Objective: Since Behçet's syndrome (BS) is the prototype of inflammation-induced thrombosis, immunosuppressants are recommended in place of anticoagulants. We undertook this study to assess the clinical efficacy and the corticosteroid-sparing effect of adalimumab (ADA)–based treatment versus disease-modifying antirheumatic drug (DMARD) therapy in a large retrospective cohort of patients with BS-related venous thrombosis. Methods: We retrospectively collected data on 70 BS patients treated with DMARDs or ADA-based regimens (ADA with or without DMARDs) because of venous complications. Clinical and imaging evaluations were performed to define vascular response. We explored differences in outcomes between ADA-based regimens and DMARDs with respect to efficacy, corticosteroid-sparing role, and time on treatment.
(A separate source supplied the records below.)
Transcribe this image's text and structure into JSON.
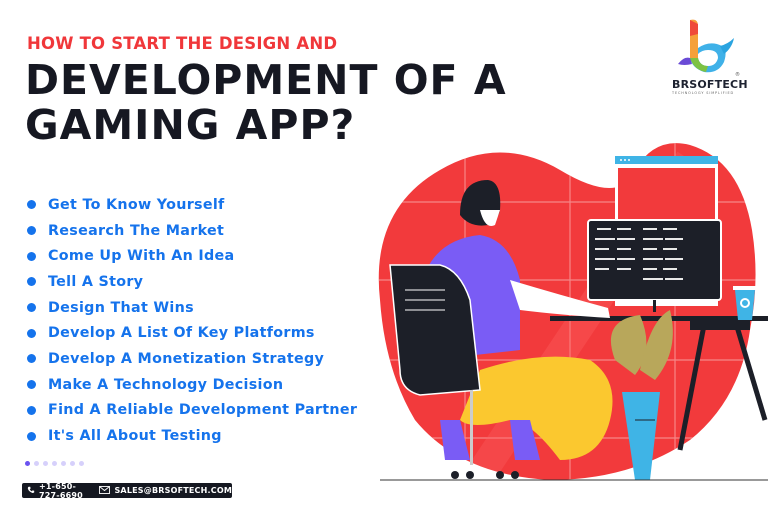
{
  "header": {
    "subtitle": "HOW TO START THE DESIGN AND",
    "title_line1": "DEVELOPMENT OF A",
    "title_line2": "GAMING APP?"
  },
  "steps": [
    {
      "label": "Get To Know Yourself"
    },
    {
      "label": "Research The Market"
    },
    {
      "label": "Come Up With An Idea"
    },
    {
      "label": "Tell A Story"
    },
    {
      "label": "Design That Wins"
    },
    {
      "label": "Develop A List Of Key Platforms"
    },
    {
      "label": "Develop A Monetization Strategy"
    },
    {
      "label": "Make A Technology Decision"
    },
    {
      "label": "Find A Reliable Development Partner"
    },
    {
      "label": "It's All About Testing"
    }
  ],
  "pagination": {
    "total": 7,
    "active": 1
  },
  "contact": {
    "phone_icon": "phone-icon",
    "phone": "+1-650-727-6690",
    "email_icon": "envelope-icon",
    "email": "SALES@BRSOFTECH.COM"
  },
  "logo": {
    "name": "BRSOFTECH",
    "tagline": "TECHNOLOGY SIMPLIFIED",
    "registered": "®"
  },
  "illustration": {
    "subject": "developer-at-computer",
    "colors": {
      "blob": "#f23a3c",
      "shirt": "#7a5cf5",
      "pants": "#fbc82f",
      "screen": "#1c1f28",
      "cup": "#3fb4e6",
      "plant": "#b8a75b"
    }
  },
  "colors": {
    "accent_red": "#f0373a",
    "accent_blue": "#1573ec",
    "title_dark": "#161822"
  }
}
We also evaluated the role of anticoagulants as concomitant treatment. Results: After a mean ± SD follow-up period of 25.7 ± 23.2 months, ADA-based regimens induced clinical and imaging improvement of venous thrombosis more frequently (P = 0.001) and rapidly (P < 0.0001) than did DMARDs. The mean dose of corticosteroids administered at the last follow-up visit was significantly lower with ADA-based regimens than with DMARDs (P < 0.0001). The time on treatment was significantly longer with ADA plus DMARDs than with DMARDs alone (P = 0.002). No differences were found in terms of efficacy and time on treatment between DMARDs or ADA-based regimens among patients who received anticoagulants and those who did not. Conclusion: In this large retrospective study, we have shown that ADA-based regimens are more effective and rapid than DMARDs in inducing resolution of venous thrombosis in BS patients, allowing reduction of steroid exposure. Moreover, our findings suggest that anticoagulation does not modify the efficacy of either ADA-based regimens or DMARDs for venous complications.
ASJC Scopus subject areas
- Immunology and Allergy